» EXERCISE REQUIREMENTS: Exact repetition is the task: copy every entry below.

** Opening DATA block **

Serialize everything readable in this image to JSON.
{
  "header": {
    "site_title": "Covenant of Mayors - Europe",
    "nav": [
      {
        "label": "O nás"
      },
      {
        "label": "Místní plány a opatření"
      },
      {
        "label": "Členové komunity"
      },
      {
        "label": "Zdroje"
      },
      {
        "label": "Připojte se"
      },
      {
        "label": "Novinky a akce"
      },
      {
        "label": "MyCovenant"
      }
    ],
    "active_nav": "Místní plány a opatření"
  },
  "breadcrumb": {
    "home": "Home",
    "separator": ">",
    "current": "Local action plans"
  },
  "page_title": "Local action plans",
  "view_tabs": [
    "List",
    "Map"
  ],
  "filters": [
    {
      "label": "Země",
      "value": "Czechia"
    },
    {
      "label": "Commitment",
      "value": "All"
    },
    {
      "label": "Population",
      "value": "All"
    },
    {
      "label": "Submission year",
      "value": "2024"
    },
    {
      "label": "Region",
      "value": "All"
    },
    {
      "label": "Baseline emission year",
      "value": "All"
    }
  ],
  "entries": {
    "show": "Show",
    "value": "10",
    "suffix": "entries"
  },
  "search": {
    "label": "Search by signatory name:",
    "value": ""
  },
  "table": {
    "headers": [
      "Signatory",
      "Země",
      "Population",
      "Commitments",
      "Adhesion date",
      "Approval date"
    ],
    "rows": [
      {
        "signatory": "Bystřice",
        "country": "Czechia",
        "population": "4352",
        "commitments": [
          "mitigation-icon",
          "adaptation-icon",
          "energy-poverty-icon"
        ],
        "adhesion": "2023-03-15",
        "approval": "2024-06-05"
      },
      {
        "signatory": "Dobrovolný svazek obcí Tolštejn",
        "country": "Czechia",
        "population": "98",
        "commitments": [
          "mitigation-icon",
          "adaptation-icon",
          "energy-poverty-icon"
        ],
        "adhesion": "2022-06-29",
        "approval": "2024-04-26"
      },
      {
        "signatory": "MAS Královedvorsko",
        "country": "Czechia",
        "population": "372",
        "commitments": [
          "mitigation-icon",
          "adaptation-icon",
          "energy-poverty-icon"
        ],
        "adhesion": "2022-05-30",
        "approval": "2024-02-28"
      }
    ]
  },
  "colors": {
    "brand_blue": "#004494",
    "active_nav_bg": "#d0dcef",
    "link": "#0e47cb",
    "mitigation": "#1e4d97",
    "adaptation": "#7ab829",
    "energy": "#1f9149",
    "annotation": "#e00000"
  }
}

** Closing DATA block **

» THE ANSWER:
Serialize everything readable in this image to JSON.
{
  "header": {
    "site_title": "Covenant of Mayors - Europe",
    "nav": [
      {
        "label": "O nás"
      },
      {
        "label": "Místní plány a opatření"
      },
      {
        "label": "Členové komunity"
      },
      {
        "label": "Zdroje"
      },
      {
        "label": "Připojte se"
      },
      {
        "label": "Novinky a akce"
      },
      {
        "label": "MyCovenant"
      }
    ],
    "active_nav": "Místní plány a opatření"
  },
  "breadcrumb": {
    "home": "Home",
    "separator": ">",
    "current": "Local action plans"
  },
  "page_title": "Local action plans",
  "view_tabs": [
    "List",
    "Map"
  ],
  "filters": [
    {
      "label": "Země",
      "value": "Czechia"
    },
    {
      "label": "Commitment",
      "value": "All"
    },
    {
      "label": "Population",
      "value": "All"
    },
    {
      "label": "Submission year",
      "value": "2024"
    },
    {
      "label": "Region",
      "value": "All"
    },
    {
      "label": "Baseline emission year",
      "value": "All"
    }
  ],
  "entries": {
    "show": "Show",
    "value": "10",
    "suffix": "entries"
  },
  "search": {
    "label": "Search by signatory name:",
    "value": ""
  },
  "table": {
    "headers": [
      "Signatory",
      "Země",
      "Population",
      "Commitments",
      "Adhesion date",
      "Approval date"
    ],
    "rows": [
      {
        "signatory": "Bystřice",
        "country": "Czechia",
        "population": "4352",
        "commitments": [
          "mitigation-icon",
          "adaptation-icon",
          "energy-poverty-icon"
        ],
        "adhesion": "2023-03-15",
        "approval": "2024-06-05"
      },
      {
        "signatory": "Dobrovolný svazek obcí Tolštejn",
        "country": "Czechia",
        "population": "98",
        "commitments": [
          "mitigation-icon",
          "adaptation-icon",
          "energy-poverty-icon"
        ],
        "adhesion": "2022-06-29",
        "approval": "2024-04-26"
      },
      {
        "signatory": "MAS Královedvorsko",
        "country": "Czechia",
        "population": "372",
        "commitments": [
          "mitigation-icon",
          "adaptation-icon",
          "energy-poverty-icon"
        ],
        "adhesion": "2022-05-30",
        "approval": "2024-02-28"
      }
    ]
  },
  "colors": {
    "brand_blue": "#004494",
    "active_nav_bg": "#d0dcef",
    "link": "#0e47cb",
    "mitigation": "#1e4d97",
    "adaptation": "#7ab829",
    "energy": "#1f9149",
    "annotation": "#e00000"
  }
}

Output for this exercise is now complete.